My family are minimalists. So when birthdays and Christmas roll around, we throw a lot of stuff away. We don’t like plastic toys (preferring wooden ones), and we don’t like clutter. So on Evelyn’s last birthday we donated and trashed a whole lot of junk. Among them were fluorescent pink bath wash and lotion, and a tiny, sticky plastic dress up doll which made her cry because she couldn’t get the plastic dress over the plastic arms. She ran that one to the garbage can herself.
And then there was the huge Barbie display package featuring all the accessories of the Barbie Takes Care of Horsey world. “Of course we’ll throw this one away!” I laugh, “or maybe we could burn it!” Evelyn held the box close, protecting her newfound love.
Oh my god, I thought, she likes Barbie. Just like every little girl my daughter is enchanted by the one and only, quintessential American doll – Barbie: the icon of superficiality with her massive wardrobe and convertible Corvette; Barbie: the unattainable, airbrushed ideal; Barbie: a plastic, toxic, collect all four, dull ass toy.
What is it that she sees in this thing?
I don’t know, but I’m going to figure it out so that I can turn this self-image destroying idol into something to admire, not to envy. If I can do that for me, maybe I can save her from the low self-esteem and jealousy Barbie inevitably conjures up.
Barbie will become a model of perfection not to hate but to emulate! Here goes nuthin…
Barbie is a Modern Goddess
Women of the 21st century despise Barbie, they mock her unattainable perfection, they revel in pointing out how unrealistic is her beauty and how “unnatural” is her shape. But is she really as bad as all that or is her image and the accompanied hatred actually a product of our own demented demands on ourselves?
Think about it, icons of beauty have been around for centuries. Barbie herself is not actually a far cry from the Daughters of Zeus. Aphrodite, for example, the golden haired, goddess of love and beauty was openly worshiped for her perfect physique. People love her because her eyes are wide, her hair luscious, her waist delicate, her breasts a nice handful, her legs long and smooth, her smile enchanting – while Barbie is berated for the same.
The Greeks believed that pleasing their gods would bring them protection. Aphrodite was admired and her worship brought good sex and love. Women didn’t expect to be exactly like her – like people seem to think about Barbie and other modern icons – but rather Aphrodite provided an ideal of beauty to admire and to emulate.
An Archetype is Just an Archetype

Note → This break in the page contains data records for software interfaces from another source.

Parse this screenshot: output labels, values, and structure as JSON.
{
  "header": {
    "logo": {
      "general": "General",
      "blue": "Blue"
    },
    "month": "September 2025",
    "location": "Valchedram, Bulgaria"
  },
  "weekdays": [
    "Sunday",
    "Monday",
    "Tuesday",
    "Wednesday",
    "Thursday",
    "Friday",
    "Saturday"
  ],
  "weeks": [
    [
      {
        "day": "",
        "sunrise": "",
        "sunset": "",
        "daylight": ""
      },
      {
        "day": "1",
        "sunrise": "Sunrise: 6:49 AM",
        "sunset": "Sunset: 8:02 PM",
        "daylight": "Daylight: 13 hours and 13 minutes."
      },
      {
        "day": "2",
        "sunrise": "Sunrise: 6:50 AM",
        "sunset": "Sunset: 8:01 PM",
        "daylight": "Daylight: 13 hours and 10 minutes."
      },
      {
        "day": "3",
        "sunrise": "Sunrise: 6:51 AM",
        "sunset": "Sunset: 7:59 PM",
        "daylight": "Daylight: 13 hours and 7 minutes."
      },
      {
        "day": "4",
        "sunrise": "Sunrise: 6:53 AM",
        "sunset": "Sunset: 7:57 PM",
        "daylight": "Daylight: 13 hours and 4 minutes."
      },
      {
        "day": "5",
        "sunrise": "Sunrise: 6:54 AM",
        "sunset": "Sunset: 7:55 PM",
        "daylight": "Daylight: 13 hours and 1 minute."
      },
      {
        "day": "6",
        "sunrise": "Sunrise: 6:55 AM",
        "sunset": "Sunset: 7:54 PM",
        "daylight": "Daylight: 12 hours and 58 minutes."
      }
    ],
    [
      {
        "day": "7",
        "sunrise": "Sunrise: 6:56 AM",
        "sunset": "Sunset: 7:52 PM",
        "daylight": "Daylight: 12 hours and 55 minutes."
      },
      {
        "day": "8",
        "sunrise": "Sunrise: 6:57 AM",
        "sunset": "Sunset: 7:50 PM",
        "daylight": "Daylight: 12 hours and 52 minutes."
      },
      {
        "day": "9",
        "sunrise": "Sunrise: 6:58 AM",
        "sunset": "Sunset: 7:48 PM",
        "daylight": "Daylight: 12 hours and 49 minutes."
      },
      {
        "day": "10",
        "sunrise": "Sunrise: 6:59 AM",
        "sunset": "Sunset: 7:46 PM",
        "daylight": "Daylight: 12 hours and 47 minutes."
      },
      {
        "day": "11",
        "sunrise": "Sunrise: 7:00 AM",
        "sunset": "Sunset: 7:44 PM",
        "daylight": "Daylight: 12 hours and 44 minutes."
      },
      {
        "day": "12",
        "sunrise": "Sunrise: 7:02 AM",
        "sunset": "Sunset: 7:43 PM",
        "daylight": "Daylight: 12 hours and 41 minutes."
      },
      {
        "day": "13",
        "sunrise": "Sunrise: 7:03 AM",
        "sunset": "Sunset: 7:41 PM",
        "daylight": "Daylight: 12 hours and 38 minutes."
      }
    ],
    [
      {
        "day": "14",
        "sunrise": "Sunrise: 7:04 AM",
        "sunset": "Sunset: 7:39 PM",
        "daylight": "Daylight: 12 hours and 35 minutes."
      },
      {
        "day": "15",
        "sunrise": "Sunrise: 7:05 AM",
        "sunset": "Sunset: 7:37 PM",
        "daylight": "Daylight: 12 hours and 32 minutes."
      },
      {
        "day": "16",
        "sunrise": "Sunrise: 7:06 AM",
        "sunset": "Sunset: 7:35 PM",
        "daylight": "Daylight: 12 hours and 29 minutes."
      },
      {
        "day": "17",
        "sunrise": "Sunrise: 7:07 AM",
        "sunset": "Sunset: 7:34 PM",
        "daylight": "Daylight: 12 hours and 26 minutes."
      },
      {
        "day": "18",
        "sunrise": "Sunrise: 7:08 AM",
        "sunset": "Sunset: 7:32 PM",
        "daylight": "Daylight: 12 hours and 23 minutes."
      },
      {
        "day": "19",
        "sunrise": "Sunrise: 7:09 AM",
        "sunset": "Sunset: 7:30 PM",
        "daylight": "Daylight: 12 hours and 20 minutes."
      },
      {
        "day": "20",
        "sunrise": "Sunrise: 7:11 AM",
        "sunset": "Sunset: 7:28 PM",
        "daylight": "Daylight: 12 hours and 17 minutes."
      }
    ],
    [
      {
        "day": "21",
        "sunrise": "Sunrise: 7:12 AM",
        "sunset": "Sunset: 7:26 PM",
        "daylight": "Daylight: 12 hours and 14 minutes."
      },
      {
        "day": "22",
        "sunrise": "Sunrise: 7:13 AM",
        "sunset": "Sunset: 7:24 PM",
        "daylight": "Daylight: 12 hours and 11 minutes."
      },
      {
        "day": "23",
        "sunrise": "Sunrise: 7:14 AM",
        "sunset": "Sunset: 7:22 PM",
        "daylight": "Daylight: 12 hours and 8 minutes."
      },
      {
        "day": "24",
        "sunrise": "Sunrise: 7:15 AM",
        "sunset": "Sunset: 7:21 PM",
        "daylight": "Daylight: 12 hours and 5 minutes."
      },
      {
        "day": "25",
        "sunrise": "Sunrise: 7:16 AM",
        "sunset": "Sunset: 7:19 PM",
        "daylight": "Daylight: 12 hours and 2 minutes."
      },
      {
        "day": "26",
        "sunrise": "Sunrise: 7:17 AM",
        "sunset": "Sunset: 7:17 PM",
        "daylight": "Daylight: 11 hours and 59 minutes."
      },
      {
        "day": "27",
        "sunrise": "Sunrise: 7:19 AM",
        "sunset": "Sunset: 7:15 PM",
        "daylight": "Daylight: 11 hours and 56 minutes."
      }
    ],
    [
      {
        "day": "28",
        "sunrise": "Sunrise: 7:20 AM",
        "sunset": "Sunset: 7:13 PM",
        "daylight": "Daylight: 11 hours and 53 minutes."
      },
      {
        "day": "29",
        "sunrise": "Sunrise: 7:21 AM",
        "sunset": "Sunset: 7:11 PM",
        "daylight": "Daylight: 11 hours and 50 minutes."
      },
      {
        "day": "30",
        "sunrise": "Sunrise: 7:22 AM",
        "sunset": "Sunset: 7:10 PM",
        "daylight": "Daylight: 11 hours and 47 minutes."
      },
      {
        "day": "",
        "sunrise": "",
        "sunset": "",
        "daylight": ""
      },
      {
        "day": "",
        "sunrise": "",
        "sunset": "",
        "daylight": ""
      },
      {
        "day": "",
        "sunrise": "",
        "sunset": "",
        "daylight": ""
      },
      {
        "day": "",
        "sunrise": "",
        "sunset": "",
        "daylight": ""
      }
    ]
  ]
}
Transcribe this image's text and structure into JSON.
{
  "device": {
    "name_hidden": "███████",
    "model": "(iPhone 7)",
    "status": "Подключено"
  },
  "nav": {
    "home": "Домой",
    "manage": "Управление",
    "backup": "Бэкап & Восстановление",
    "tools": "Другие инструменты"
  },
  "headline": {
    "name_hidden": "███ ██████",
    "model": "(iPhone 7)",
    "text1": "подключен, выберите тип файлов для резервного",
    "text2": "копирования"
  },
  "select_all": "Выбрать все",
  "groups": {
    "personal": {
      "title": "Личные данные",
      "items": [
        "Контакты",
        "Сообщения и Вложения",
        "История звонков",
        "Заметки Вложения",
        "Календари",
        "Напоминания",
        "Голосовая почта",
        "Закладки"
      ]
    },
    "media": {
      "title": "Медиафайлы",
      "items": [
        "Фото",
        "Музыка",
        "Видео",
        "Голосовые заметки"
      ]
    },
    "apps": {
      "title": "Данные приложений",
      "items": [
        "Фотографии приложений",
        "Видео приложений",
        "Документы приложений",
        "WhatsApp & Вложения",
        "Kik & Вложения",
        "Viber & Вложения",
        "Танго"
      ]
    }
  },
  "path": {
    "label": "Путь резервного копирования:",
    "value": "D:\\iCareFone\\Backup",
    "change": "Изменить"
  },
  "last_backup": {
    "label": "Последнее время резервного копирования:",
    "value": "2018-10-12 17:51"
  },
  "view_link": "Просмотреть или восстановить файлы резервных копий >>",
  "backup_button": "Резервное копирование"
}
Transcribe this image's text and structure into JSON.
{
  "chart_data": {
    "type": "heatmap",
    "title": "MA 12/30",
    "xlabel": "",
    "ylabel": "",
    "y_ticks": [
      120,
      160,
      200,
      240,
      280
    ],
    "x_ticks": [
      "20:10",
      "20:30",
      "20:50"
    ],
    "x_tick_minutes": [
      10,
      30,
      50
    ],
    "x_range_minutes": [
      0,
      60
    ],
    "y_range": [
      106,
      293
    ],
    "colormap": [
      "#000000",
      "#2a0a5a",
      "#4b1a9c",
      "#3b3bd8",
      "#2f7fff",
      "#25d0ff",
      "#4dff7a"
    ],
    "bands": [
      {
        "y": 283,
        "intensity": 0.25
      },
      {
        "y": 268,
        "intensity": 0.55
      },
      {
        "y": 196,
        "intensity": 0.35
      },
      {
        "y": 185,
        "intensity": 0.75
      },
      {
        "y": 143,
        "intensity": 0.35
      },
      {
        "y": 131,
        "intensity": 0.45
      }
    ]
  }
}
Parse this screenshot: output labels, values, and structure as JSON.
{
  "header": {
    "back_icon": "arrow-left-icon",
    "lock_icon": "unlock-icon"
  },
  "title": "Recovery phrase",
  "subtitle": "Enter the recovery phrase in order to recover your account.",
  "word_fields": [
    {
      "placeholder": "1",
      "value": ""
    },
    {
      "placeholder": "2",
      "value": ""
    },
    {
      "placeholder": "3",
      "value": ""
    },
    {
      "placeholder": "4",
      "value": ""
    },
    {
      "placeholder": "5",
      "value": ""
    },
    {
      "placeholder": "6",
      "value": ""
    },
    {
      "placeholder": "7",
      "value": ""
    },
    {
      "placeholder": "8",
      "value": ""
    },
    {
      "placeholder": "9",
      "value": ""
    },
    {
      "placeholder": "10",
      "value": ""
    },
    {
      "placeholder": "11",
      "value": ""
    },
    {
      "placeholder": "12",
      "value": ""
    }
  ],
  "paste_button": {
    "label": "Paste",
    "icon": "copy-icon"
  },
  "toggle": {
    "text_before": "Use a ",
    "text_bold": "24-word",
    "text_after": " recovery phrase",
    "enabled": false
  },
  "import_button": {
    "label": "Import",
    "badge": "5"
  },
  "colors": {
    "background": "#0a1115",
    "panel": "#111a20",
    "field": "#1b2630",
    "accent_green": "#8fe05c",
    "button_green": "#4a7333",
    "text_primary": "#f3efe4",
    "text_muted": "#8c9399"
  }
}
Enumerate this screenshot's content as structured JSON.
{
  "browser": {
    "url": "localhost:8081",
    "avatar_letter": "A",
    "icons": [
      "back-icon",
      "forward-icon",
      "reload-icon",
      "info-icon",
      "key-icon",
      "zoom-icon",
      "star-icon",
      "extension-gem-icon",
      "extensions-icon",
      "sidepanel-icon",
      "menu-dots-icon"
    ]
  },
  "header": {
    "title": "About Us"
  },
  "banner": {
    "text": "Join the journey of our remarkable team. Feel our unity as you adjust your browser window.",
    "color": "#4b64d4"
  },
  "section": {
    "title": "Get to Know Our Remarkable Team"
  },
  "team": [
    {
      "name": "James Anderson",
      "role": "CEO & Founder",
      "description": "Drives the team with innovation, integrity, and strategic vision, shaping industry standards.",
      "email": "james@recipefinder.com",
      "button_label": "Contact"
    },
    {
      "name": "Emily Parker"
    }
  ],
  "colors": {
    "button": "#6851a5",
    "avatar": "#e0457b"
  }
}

While Barbie’s story is quite different from Aphrodite’s, the archetype of beauty they represent isn’t. They both depict many aspects of beauty combined in one form – each individual aspect being reasonable, the whole combination of course not. Idols are merely a display case of lovely qualities. They are a guide for imitation. Some may argue that Barbie is too difficult an ideal to attain and that all of her features are beyond reach; that is the atrocity of Barbie. But I beg to differ.
Barbie is Primal Beauty
The jealous women of our time will condemn Barbie as an anorexic. They will say that her shape is a product of starvation and therefore is an unjust model of emulation. But this is preposterous! Her shape is not a result of a lack of food but rather a lack of breads, pastas, and sweets! Barbie is not a model of starvation and deprivation but rather of a commitment to health. Her diet and lifestyle keep her young, thin, and vibrant.
Barbie is a model of dedication to a healthy diet and lifestyle.
- At 12% body fat she sports the perfect primal body composition. To achieve this level of fitness she keeps her carbohydrates low and exercises regularly.
- Her impeccable skin and eager eyes give her an irresistible youthfulness. She can thank a healthy liver for that, although she should thank herself for not bombardeding it with toxins.
- She is tall and free of deformities, suggesting that her mother had superb nutrition during pregnancy.
- While Barbie is commonly characterized as dumb, we truly have no evidence of this. She is carefree, friendly, and enthusiastic about life. Maybe she is simple but is simplicity stupidity?
- She lives by the principle of relaxation and fun. Her ability to take it easy proves her hormones are well balanced.
- She has loads of friends with whom she liberally shares her wealth. Generosity is an sign of good mental health.
- She does not take drugs. Her activities are pure and healthy.
- She is never sick. Anyone who exercises, doesn’t pollute their bodies, and eats clean meats and vegetables will boast the same resistance to disease.
It seems to me that the qualities we all hate in Barbie are precisely the outward signs of her healthy body and mind. It takes discipline and dedication to be like Barbie (sprinkled with a little luck). There is nothing to hate in that! I hope my daughter will not only admire her physique, beauty, and temperament but will also strive to emulate the behaviors that gave it to her!